Company News

FOREX-Dollar bounce put on hold as coronavirus vaccine euphoria fades

    * Graphic: World FX rates in 2020
    * Dollar steadies as traders eye next steps in coronavirus
    * New Zealand dollar in focus before central bank meeting
    * Rising U.S. coronavirus cases also a concern

    By Stanley White
    TOKYO, Nov 11 (Reuters) - The dollar's gains were put on
hold on Wednesday as optimism about a coronavirus vaccine was
offset by worries about how the drug will be delivered and by a
surge of new infections in the United States.
    The New Zealand dollar is in focus ahead of a central bank
meeting later on Wednesday that may shed light on whether
policymakers will adopt negative interest rates.
    Initial optimism about coronavirus vaccine testing pushed
the dollar up against the safe-harbour yen and the Swiss franc,
but this momentum is starting to fade because there are still
several obstacles to clear before a vaccine can be distributed.
    "The dollar recovery is on hold for now because, when you
look at the details, there are still a lot of hurdles to clear
before any vaccine is rolled out," said Junichi Ishikawa, senior
foreign exchange strategist at IG Securities in Tokyo.
    "However, the dollar is supported by rising Treasury yields,
which should help the dollar make another push higher before
year's end."
    The dollar was last quoted at 105.23 yen, trading
near a three-week high.
    Against the euro, the dollar was little changed at
    The British pound traded at $1.3260, close to a
two-month high due to growing optimism that Britain and the
European Union will agree a long-sought-after trade deal.
    Sterling also held on to overnight gains against the euro
    Sentiment for the dollar got a boost after Pfizer Inc
 and BioNTech said on Monday their
experimental coronavirus vaccine was 90% effective.
    However, the reaction across financial markets has become
more tempered because there are several logistical hurdles to
making the drug available, including that it has to be shipped
at extremely cold temperatures.
    Several U.S. states on Tuesday imposed restrictions to curb
the spread of the coronavirus as hospitalizations soared,
highlighting the difficulty in containing the virus as winter in
the Northern Hemisphere approaches.
    The dollar index against a basket of six major
currencies was little changed at 92.729. 
    Elsewhere in currencies, the New Zealand dollar
traded near its highest level against the greenback in more than
a year ahead of a Reserve Bank of New Zealand policy meeting
that may yield comments about the possibility of negative
interest rates.
    The central bank is expected to hold rates at 0.25% and
introduce a new monetary policy tool to drive borrowing costs
lower for lenders.
    Across the Tasman Sea, the Australian dollar held
steady against its U.S. counterpart.
    Currency bid prices at 9:05AM (0005 GMT)
 Description      RIC         Last           U.S. Close  Pct Change     YTD Pct     High Bid    Low Bid
                                              Previous                   Change                 
 Euro/Dollar                  $1.1820        $1.1812     +0.07%         +5.43%      +1.1822     +1.1812
 Dollar/Yen                   105.2300       105.2650    -0.01%         -3.10%      +105.2850   +105.2500
 Euro/Yen                     124.37         124.36      +0.01%         +1.98%      +124.4600   +124.3800
 Dollar/Swiss                 0.9150         0.9151      -0.01%         -5.44%      +0.9153     +0.9151
 Sterling/Dollar              1.3260         1.3276      -0.10%         +0.00%      +1.3269     +1.3260
 Dollar/Canadian              1.3031         1.3036      -0.02%         +0.32%      +1.3036     +1.3028
 Aussie/Dollar                0.7282         0.7287      -0.07%         +3.78%      +0.7289     +0.7280
 NZ                           0.6827         0.6832      -0.04%         +1.49%      +0.6833     +0.6828
 Dollar/Dollar All spots
Tokyo spots
Europe spots 
Tokyo Forex market info from BOJ   

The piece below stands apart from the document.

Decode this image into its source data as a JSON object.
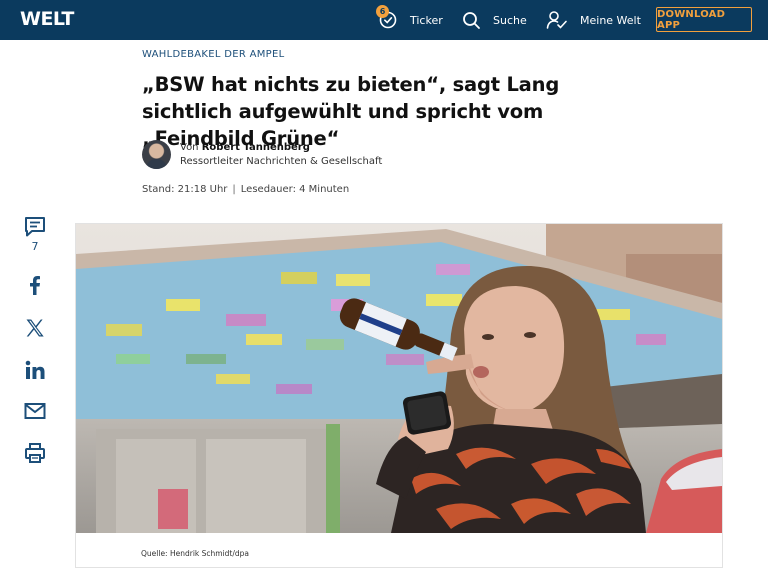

 (Reporting by Stanley White; editing by Richard Pullin)